AIM OF THE EXERCISE ::
Needed from the data below: all lines that contain the word "children".

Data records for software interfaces
○ ○ ○ ○ ○ ○ ○
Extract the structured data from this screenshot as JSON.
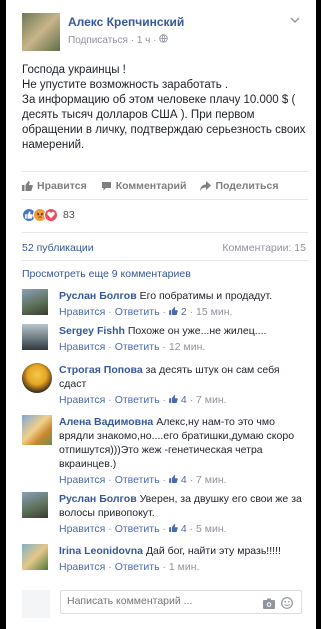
{
  "post": {
    "author": "Алекс Крепчинский",
    "subscribe": "Подписаться",
    "time": "1 ч",
    "text": [
      "Господа украинцы !",
      "Не упустите возможность заработать .",
      "За информацию об этом человеке плачу 10.000 $ ( десять тысяч долларов США ). При первом обращении в личку, подтверждаю серьезность своих намерений."
    ]
  },
  "actions": {
    "like": "Нравится",
    "comment": "Комментарий",
    "share": "Поделиться"
  },
  "reactions": {
    "count": "83",
    "types": [
      "like",
      "angry",
      "love"
    ]
  },
  "stats": {
    "shares": "52 публикации",
    "comments": "Комментарии: 15"
  },
  "more_comments": "Просмотреть еще 9 комментариев",
  "comments": [
    {
      "name": "Руслан Болгов",
      "text": "Его побратимы и продадут.",
      "like": "Нравится",
      "reply": "Ответить",
      "likes": "2",
      "time": "15 мин."
    },
    {
      "name": "Sergey Fishh",
      "text": "Похоже он уже...не жилец....",
      "like": "Нравится",
      "reply": "Ответить",
      "likes": "",
      "time": "12 мин."
    },
    {
      "name": "Строгая Попова",
      "text": "за десять штук он сам себя сдаст",
      "like": "Нравится",
      "reply": "Ответить",
      "likes": "4",
      "time": "7 мин."
    },
    {
      "name": "Алена Вадимовна",
      "text": "Алекс,ну нам-то это чмо врядли знакомо,но....его братишки,думаю скоро отпишутся)))Это жеж -генетическая четра вкраинцев.)",
      "like": "Нравится",
      "reply": "Ответить",
      "likes": "4",
      "time": "7 мин."
    },
    {
      "name": "Руслан Болгов",
      "text": "Уверен, за двушку его свои же за волосы привопокут.",
      "like": "Нравится",
      "reply": "Ответить",
      "likes": "4",
      "time": "5 мин."
    },
    {
      "name": "Irina Leonidovna",
      "text": "Дай бог, найти эту мразь!!!!!",
      "like": "Нравится",
      "reply": "Ответить",
      "likes": "",
      "time": "1 мин."
    }
  ],
  "reply_box": {
    "placeholder": "Написать комментарий ..."
  },
  "colors": {
    "link": "#365899",
    "muted": "#90949c",
    "like": "#4a76c9",
    "angry": "#f29b39",
    "love": "#f04a5c"
  }
}
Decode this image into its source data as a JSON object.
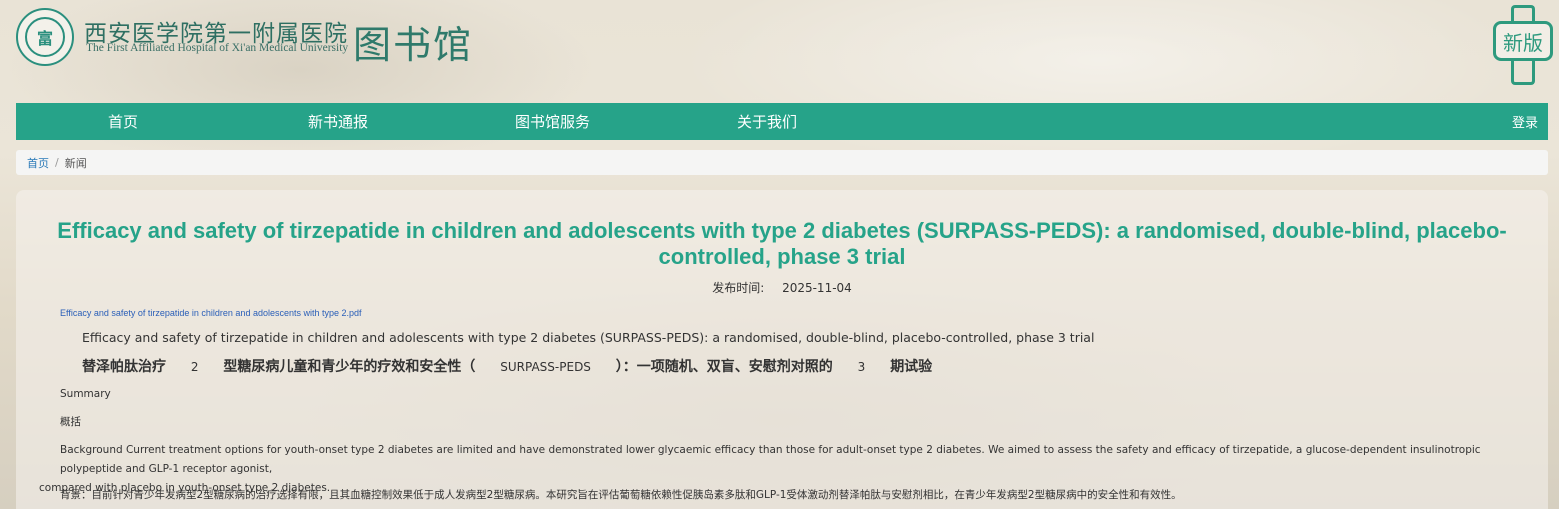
{
  "header": {
    "hospital_name_cn": "西安医学院第一附属医院",
    "hospital_name_en": "The First Affiliated Hospital of Xi'an Medical University",
    "library_title": "图书馆",
    "seal_glyph": "富",
    "new_version_label": "新版"
  },
  "nav": {
    "items": [
      {
        "label": "首页"
      },
      {
        "label": "新书通报"
      },
      {
        "label": "图书馆服务"
      },
      {
        "label": "关于我们"
      }
    ],
    "login": "登录"
  },
  "breadcrumb": {
    "home": "首页",
    "separator": "/",
    "current": "新闻"
  },
  "article": {
    "title": "Efficacy and safety of tirzepatide in children and adolescents with type 2 diabetes (SURPASS-PEDS): a randomised, double-blind, placebo-controlled, phase 3 trial",
    "publish_label": "发布时间:",
    "publish_date": "2025-11-04",
    "pdf_link": "Efficacy and safety of tirzepatide in children and adolescents with type 2.pdf",
    "en_subtitle": "Efficacy and safety of tirzepatide in children and adolescents with type 2 diabetes (SURPASS-PEDS): a randomised, double-blind, placebo-controlled, phase 3 trial",
    "cn_subtitle_parts": [
      "替泽帕肽治疗",
      "2",
      "型糖尿病儿童和青少年的疗效和安全性（",
      "SURPASS-PEDS",
      "）：一项随机、双盲、安慰剂对照的",
      "3",
      "期试验"
    ],
    "summary_en": "Summary",
    "summary_cn": "概括",
    "background_en_line1": "Background Current treatment options for youth-onset type 2 diabetes are limited and have demonstrated lower glycaemic efficacy than those for adult-onset type 2 diabetes. We aimed to assess the safety and efficacy of tirzepatide, a glucose-dependent insulinotropic polypeptide and GLP-1 receptor agonist,",
    "background_en_line2": "compared with placebo in youth-onset type 2 diabetes.",
    "background_cn": "背景：目前针对青少年发病型2型糖尿病的治疗选择有限，且其血糖控制效果低于成人发病型2型糖尿病。本研究旨在评估葡萄糖依赖性促胰岛素多肽和GLP-1受体激动剂替泽帕肽与安慰剂相比，在青少年发病型2型糖尿病中的安全性和有效性。"
  },
  "colors": {
    "brand_green": "#26a389",
    "link_blue": "#2a5fb8"
  }
}
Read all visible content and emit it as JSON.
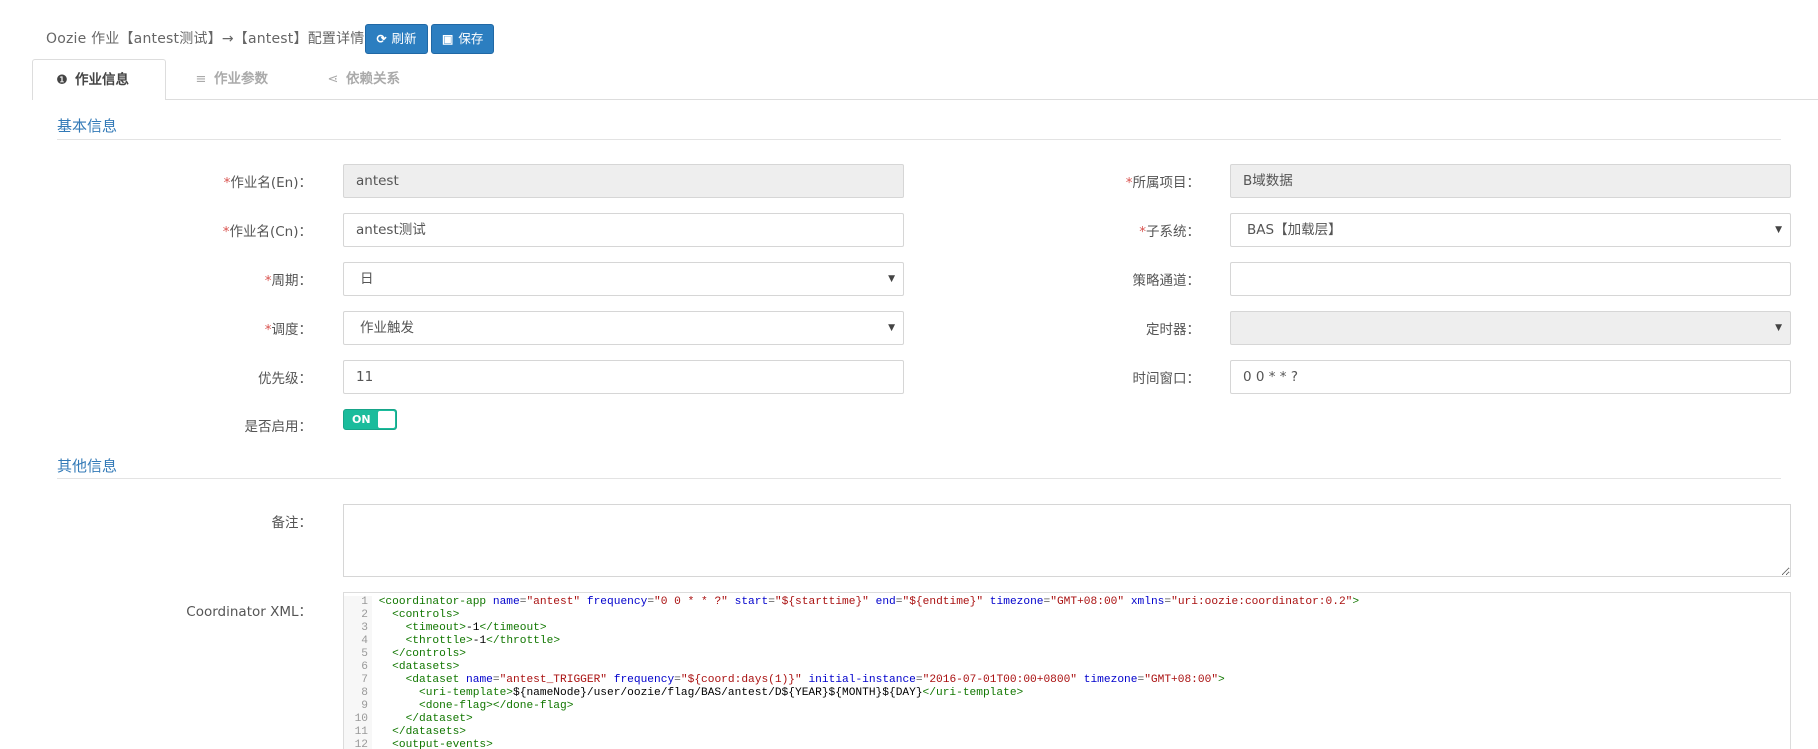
{
  "page": {
    "title": "Oozie 作业【antest测试】→【antest】配置详情",
    "buttons": {
      "refresh": "刷新",
      "save": "保存"
    }
  },
  "tabs": [
    {
      "label": "作业信息",
      "icon": "info-circle-icon",
      "active": true
    },
    {
      "label": "作业参数",
      "icon": "list-icon",
      "active": false
    },
    {
      "label": "依赖关系",
      "icon": "share-icon",
      "active": false
    }
  ],
  "sections": {
    "basic": "基本信息",
    "other": "其他信息"
  },
  "form": {
    "job_name_en": {
      "label": "作业名(En)：",
      "value": "antest",
      "required": true,
      "readonly": true
    },
    "project": {
      "label": "所属项目：",
      "value": "B域数据",
      "required": true,
      "readonly": true
    },
    "job_name_cn": {
      "label": "作业名(Cn)：",
      "value": "antest测试",
      "required": true
    },
    "subsystem": {
      "label": "子系统：",
      "value": "BAS【加载层】",
      "required": true
    },
    "cycle": {
      "label": "周期：",
      "value": "日",
      "required": true
    },
    "strategy_channel": {
      "label": "策略通道：",
      "value": ""
    },
    "schedule": {
      "label": "调度：",
      "value": "作业触发",
      "required": true
    },
    "timer": {
      "label": "定时器：",
      "value": "",
      "readonly": true
    },
    "priority": {
      "label": "优先级：",
      "value": "11"
    },
    "time_window": {
      "label": "时间窗口：",
      "value": "0 0 * * ?"
    },
    "enabled": {
      "label": "是否启用：",
      "state": "ON"
    },
    "remarks": {
      "label": "备注：",
      "value": ""
    },
    "coordinator_xml": {
      "label": "Coordinator XML："
    }
  },
  "colors": {
    "primary": "#2c7ec0",
    "toggle_on": "#1abc9c",
    "required": "#d9534f",
    "section": "#337ab7"
  },
  "code_lines": [
    "<coordinator-app name=\"antest\" frequency=\"0 0 * * ?\" start=\"${starttime}\" end=\"${endtime}\" timezone=\"GMT+08:00\" xmlns=\"uri:oozie:coordinator:0.2\">",
    "  <controls>",
    "    <timeout>-1</timeout>",
    "    <throttle>-1</throttle>",
    "  </controls>",
    "  <datasets>",
    "    <dataset name=\"antest_TRIGGER\" frequency=\"${coord:days(1)}\" initial-instance=\"2016-07-01T00:00+0800\" timezone=\"GMT+08:00\">",
    "      <uri-template>${nameNode}/user/oozie/flag/BAS/antest/D${YEAR}${MONTH}${DAY}</uri-template>",
    "      <done-flag></done-flag>",
    "    </dataset>",
    "  </datasets>",
    "  <output-events>"
  ]
}
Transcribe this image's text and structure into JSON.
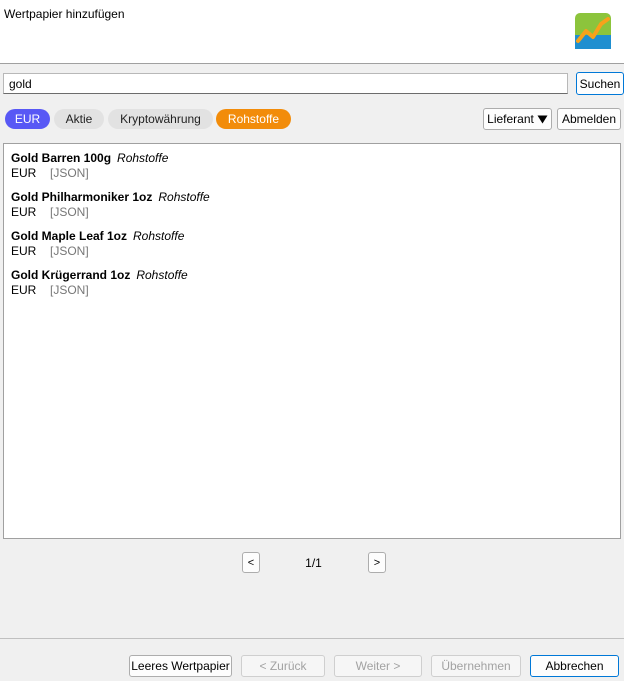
{
  "header": {
    "title": "Wertpapier hinzufügen"
  },
  "search": {
    "value": "gold",
    "button_label": "Suchen"
  },
  "filters": {
    "chips": [
      {
        "label": "EUR",
        "color": "#5858f5",
        "active": true
      },
      {
        "label": "Aktie",
        "color": "#e2e2e2",
        "active": false
      },
      {
        "label": "Kryptowährung",
        "color": "#e2e2e2",
        "active": false
      },
      {
        "label": "Rohstoffe",
        "color": "#f28c0a",
        "active": true
      }
    ],
    "provider_label": "Lieferant",
    "provider_icon": "triangle-down-icon",
    "logout_label": "Abmelden"
  },
  "results": [
    {
      "name": "Gold Barren 100g",
      "type": "Rohstoffe",
      "currency": "EUR",
      "source": "[JSON]"
    },
    {
      "name": "Gold Philharmoniker 1oz",
      "type": "Rohstoffe",
      "currency": "EUR",
      "source": "[JSON]"
    },
    {
      "name": "Gold Maple Leaf 1oz",
      "type": "Rohstoffe",
      "currency": "EUR",
      "source": "[JSON]"
    },
    {
      "name": "Gold Krügerrand 1oz",
      "type": "Rohstoffe",
      "currency": "EUR",
      "source": "[JSON]"
    }
  ],
  "pagination": {
    "prev": "<",
    "page": "1/1",
    "next": ">"
  },
  "footer": {
    "empty_security": "Leeres Wertpapier",
    "back": "< Zurück",
    "next": "Weiter >",
    "apply": "Übernehmen",
    "cancel": "Abbrechen"
  }
}
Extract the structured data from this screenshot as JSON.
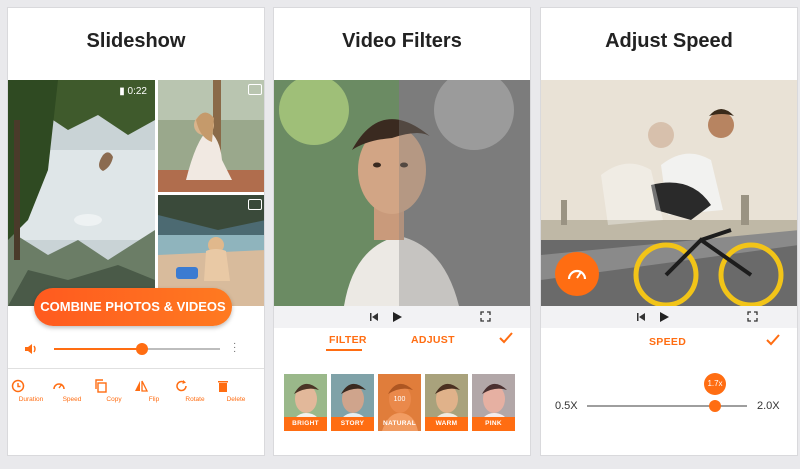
{
  "slideshow": {
    "title": "Slideshow",
    "duration_badge": "0:22",
    "combine_button": "COMBINE PHOTOS & VIDEOS",
    "volume_level": 0.53,
    "tools": [
      {
        "label": "Duration",
        "icon": "clock-icon"
      },
      {
        "label": "Speed",
        "icon": "speedometer-icon"
      },
      {
        "label": "Copy",
        "icon": "copy-icon"
      },
      {
        "label": "Flip",
        "icon": "flip-icon"
      },
      {
        "label": "Rotate",
        "icon": "rotate-icon"
      },
      {
        "label": "Delete",
        "icon": "trash-icon"
      }
    ]
  },
  "filters": {
    "title": "Video Filters",
    "tabs": {
      "filter": "FILTER",
      "adjust": "ADJUST"
    },
    "selected_tab": "FILTER",
    "thumbnails": [
      {
        "label": "BRIGHT"
      },
      {
        "label": "STORY"
      },
      {
        "label": "NATURAL",
        "value": "100",
        "selected": true
      },
      {
        "label": "WARM"
      },
      {
        "label": "PINK"
      }
    ]
  },
  "speed": {
    "title": "Adjust Speed",
    "tab": "SPEED",
    "min_label": "0.5X",
    "max_label": "2.0X",
    "value_label": "1.7x",
    "slider_fraction": 0.8
  },
  "colors": {
    "accent": "#ff6d12",
    "text": "#222222",
    "background": "#e9e9ec"
  }
}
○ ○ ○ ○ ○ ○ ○
OUTPUT ::
    "title": "Efficacy and safety of tirzepatide in children and adolescents with type 2 diabetes (SURPASS-PEDS): a randomised, double-blind, placebo-controlled, phase 3 trial",
    "pdf_link": "Efficacy and safety of tirzepatide in children and adolescents with type 2.pdf",
    "en_subtitle": "Efficacy and safety of tirzepatide in children and adolescents with type 2 diabetes (SURPASS-PEDS): a randomised, double-blind, placebo-controlled, phase 3 trial",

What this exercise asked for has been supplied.